We have one PCB module with integrated data logging, GPS, altimeter, accelerometer, radio via breakout boards and hope to develop our own breakout sensing boards. We hope to additionally include a camera and some other sensors as payload.
Our rocket will be powered by a 12V lithium-ion battery pack split into 2 independent groups that are in parallel. We are focusing on providing telemetry, safety faults (temperature, over-voltage, and over-current protection), and passive cell balancing.
Once the rocket reaches apogee (10,000 feet), this PCB will send commands from the radio to the nichrome wire and solenoid valves, which will deploy the main and drogue parachutes, respectively.
Communications PCB is using LoRa radio to create a channel for one-way communication. During flight, information collected from the onboard sensors will be sent from the rocket to ground control.
From its initial launch position on the pad to its final destination after launch, all systems of the avionics subteam must be able to interface with the main computer. The main computer has two primary jobs during the flight of the rocket. Foremost, the computer will interface with the sensing module to take in the information necessary to determine when to interface with the recovery module.

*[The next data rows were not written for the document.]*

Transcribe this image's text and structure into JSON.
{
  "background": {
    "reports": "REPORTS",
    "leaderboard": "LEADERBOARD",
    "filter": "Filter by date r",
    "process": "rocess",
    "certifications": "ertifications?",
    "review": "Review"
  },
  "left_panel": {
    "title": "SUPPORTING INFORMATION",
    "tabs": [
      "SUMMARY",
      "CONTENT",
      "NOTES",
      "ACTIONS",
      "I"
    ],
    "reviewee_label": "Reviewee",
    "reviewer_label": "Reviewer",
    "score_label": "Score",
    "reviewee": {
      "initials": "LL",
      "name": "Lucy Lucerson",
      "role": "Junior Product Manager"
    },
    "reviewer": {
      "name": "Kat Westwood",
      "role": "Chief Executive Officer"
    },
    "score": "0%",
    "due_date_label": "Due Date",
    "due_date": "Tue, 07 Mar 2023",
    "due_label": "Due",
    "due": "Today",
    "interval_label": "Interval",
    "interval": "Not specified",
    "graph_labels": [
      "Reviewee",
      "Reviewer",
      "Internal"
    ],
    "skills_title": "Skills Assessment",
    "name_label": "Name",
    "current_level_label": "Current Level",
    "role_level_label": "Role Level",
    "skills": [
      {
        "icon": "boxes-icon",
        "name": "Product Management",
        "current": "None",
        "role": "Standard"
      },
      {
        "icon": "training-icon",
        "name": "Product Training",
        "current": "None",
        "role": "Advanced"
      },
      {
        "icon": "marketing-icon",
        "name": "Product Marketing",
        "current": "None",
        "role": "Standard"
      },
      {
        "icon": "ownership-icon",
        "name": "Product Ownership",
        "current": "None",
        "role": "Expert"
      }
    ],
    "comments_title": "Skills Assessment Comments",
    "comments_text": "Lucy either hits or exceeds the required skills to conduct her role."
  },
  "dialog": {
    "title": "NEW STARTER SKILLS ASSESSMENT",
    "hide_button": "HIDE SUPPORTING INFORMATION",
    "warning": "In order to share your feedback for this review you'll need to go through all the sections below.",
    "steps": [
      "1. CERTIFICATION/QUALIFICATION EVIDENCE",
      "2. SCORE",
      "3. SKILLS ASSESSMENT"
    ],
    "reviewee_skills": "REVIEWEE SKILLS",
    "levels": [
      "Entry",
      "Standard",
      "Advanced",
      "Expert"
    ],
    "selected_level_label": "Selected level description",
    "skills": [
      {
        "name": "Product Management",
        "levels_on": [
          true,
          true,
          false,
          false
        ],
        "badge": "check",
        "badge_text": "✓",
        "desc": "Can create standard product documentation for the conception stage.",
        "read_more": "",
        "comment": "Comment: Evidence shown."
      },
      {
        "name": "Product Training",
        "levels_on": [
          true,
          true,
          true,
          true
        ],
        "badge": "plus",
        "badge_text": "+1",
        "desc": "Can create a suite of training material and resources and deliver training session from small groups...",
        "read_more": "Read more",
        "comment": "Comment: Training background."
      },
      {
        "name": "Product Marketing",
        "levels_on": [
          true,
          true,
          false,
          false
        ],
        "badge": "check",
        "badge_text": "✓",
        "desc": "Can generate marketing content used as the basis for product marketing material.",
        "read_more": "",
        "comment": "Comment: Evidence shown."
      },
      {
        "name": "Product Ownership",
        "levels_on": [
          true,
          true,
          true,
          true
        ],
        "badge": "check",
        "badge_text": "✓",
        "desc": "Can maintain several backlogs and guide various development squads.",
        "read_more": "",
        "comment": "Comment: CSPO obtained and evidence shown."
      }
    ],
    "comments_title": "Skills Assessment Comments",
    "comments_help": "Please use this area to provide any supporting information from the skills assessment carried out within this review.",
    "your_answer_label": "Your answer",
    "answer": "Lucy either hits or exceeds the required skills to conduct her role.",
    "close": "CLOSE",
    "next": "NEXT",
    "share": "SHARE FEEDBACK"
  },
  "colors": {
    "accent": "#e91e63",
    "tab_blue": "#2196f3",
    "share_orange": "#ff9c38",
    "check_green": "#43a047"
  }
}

Throughout the flight, it will also pass on necessary flight information to the ground station every second (including GPS coordinates, readouts from the sensing board, and all battery & arming information), while also writing to an onboard “blackbox” to validate the flight data.
For the distant future of rocketry, we are pushing for learning basic semiconductor design for application specific integrated circuits (ASICs). We are working towards creating our own standard cell library with low-level very-large-scale integration (VLSI) layouts for representing various logic gates. This would make it possible for future designers to focus on the high-level (logical function) aspect of digital design. In the industry, standard cell methodology has helped designers scale ASICs from comparatively simple single-function ICs (of several thousand gates), to complex multi-million gate system-on-a-chip (SoC) devices.